--- Provided data Enclosed Below ---

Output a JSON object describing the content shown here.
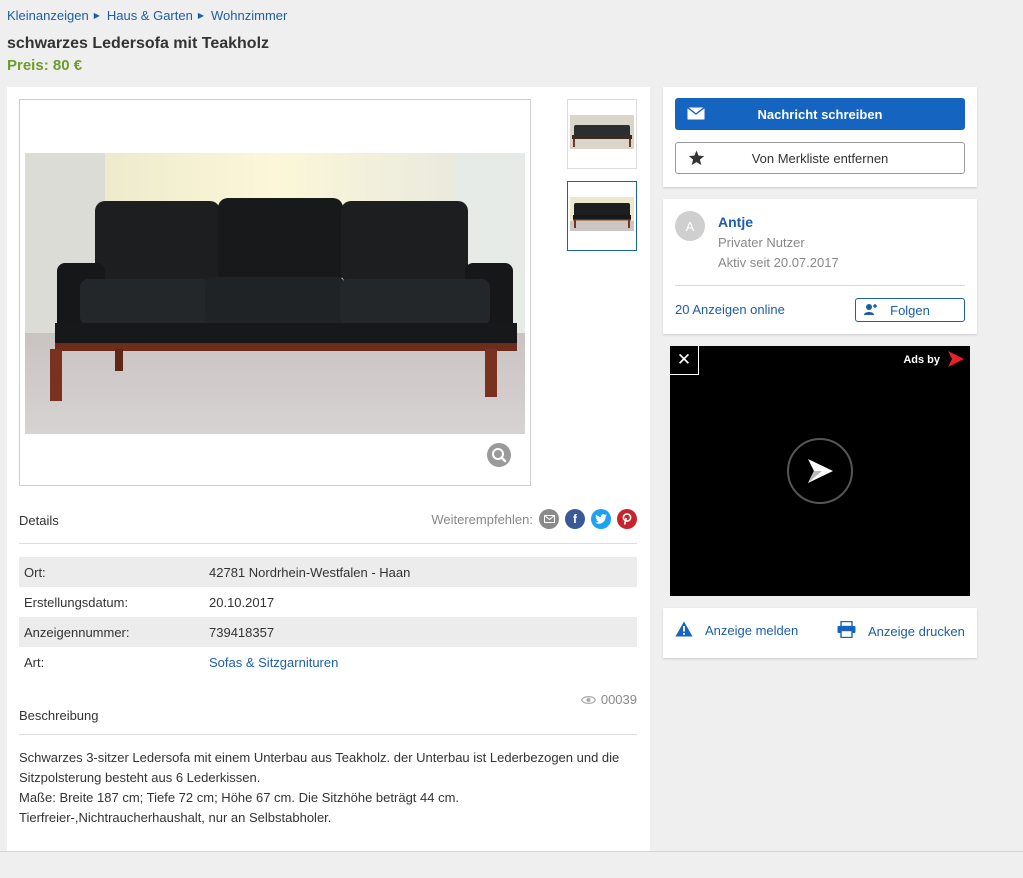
{
  "breadcrumb": [
    "Kleinanzeigen",
    "Haus & Garten",
    "Wohnzimmer"
  ],
  "listing": {
    "title": "schwarzes Ledersofa mit Teakholz",
    "price": "Preis: 80 €"
  },
  "details": {
    "heading": "Details",
    "share_label": "Weiterempfehlen:",
    "share_icons": [
      "email-icon",
      "facebook-icon",
      "twitter-icon",
      "pinterest-icon"
    ],
    "rows": [
      {
        "key": "Ort:",
        "value": "42781 Nordrhein-Westfalen - Haan"
      },
      {
        "key": "Erstellungsdatum:",
        "value": "20.10.2017"
      },
      {
        "key": "Anzeigennummer:",
        "value": "739418357"
      },
      {
        "key": "Art:",
        "value": "Sofas & Sitzgarnituren"
      }
    ]
  },
  "views": "00039",
  "description": {
    "heading": "Beschreibung",
    "lines": [
      "Schwarzes 3-sitzer Ledersofa mit einem Unterbau aus Teakholz. der Unterbau ist Lederbezogen und die",
      "Sitzpolsterung besteht aus 6 Lederkissen.",
      "Maße: Breite 187 cm; Tiefe 72 cm; Höhe 67 cm. Die Sitzhöhe beträgt 44 cm.",
      "Tierfreier-,Nichtraucherhaushalt, nur an Selbstabholer."
    ]
  },
  "actions": {
    "message": "Nachricht schreiben",
    "watchlist": "Von Merkliste entfernen"
  },
  "seller": {
    "initial": "A",
    "name": "Antje",
    "type": "Privater Nutzer",
    "since": "Aktiv seit 20.07.2017",
    "ads_online": "20 Anzeigen online",
    "follow": "Folgen"
  },
  "ad": {
    "close": "✕",
    "ads_by": "Ads by"
  },
  "links": {
    "report": "Anzeige melden",
    "print": "Anzeige drucken"
  },
  "colors": {
    "accent": "#1565c0",
    "link": "#1d5ea8",
    "price": "#6e9c2d"
  }
}
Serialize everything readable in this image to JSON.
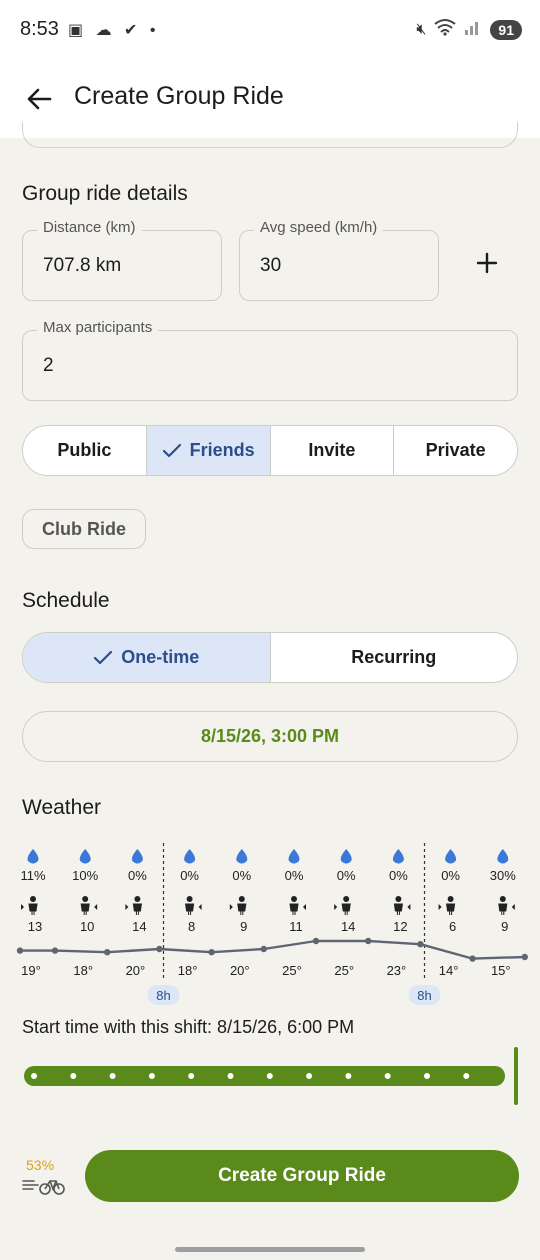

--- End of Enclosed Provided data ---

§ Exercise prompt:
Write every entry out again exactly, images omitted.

§ Worked solution:
Output a JSON object describing the content shown here.
{
  "breadcrumb": [
    "Kleinanzeigen",
    "Haus & Garten",
    "Wohnzimmer"
  ],
  "listing": {
    "title": "schwarzes Ledersofa mit Teakholz",
    "price": "Preis: 80 €"
  },
  "details": {
    "heading": "Details",
    "share_label": "Weiterempfehlen:",
    "share_icons": [
      "email-icon",
      "facebook-icon",
      "twitter-icon",
      "pinterest-icon"
    ],
    "rows": [
      {
        "key": "Ort:",
        "value": "42781 Nordrhein-Westfalen - Haan"
      },
      {
        "key": "Erstellungsdatum:",
        "value": "20.10.2017"
      },
      {
        "key": "Anzeigennummer:",
        "value": "739418357"
      },
      {
        "key": "Art:",
        "value": "Sofas & Sitzgarnituren"
      }
    ]
  },
  "views": "00039",
  "description": {
    "heading": "Beschreibung",
    "lines": [
      "Schwarzes 3-sitzer Ledersofa mit einem Unterbau aus Teakholz. der Unterbau ist Lederbezogen und die",
      "Sitzpolsterung besteht aus 6 Lederkissen.",
      "Maße: Breite 187 cm; Tiefe 72 cm; Höhe 67 cm. Die Sitzhöhe beträgt 44 cm.",
      "Tierfreier-,Nichtraucherhaushalt, nur an Selbstabholer."
    ]
  },
  "actions": {
    "message": "Nachricht schreiben",
    "watchlist": "Von Merkliste entfernen"
  },
  "seller": {
    "initial": "A",
    "name": "Antje",
    "type": "Privater Nutzer",
    "since": "Aktiv seit 20.07.2017",
    "ads_online": "20 Anzeigen online",
    "follow": "Folgen"
  },
  "ad": {
    "close": "✕",
    "ads_by": "Ads by"
  },
  "links": {
    "report": "Anzeige melden",
    "print": "Anzeige drucken"
  },
  "colors": {
    "accent": "#1565c0",
    "link": "#1d5ea8",
    "price": "#6e9c2d"
  }
}
Serialize everything readable in this image to JSON.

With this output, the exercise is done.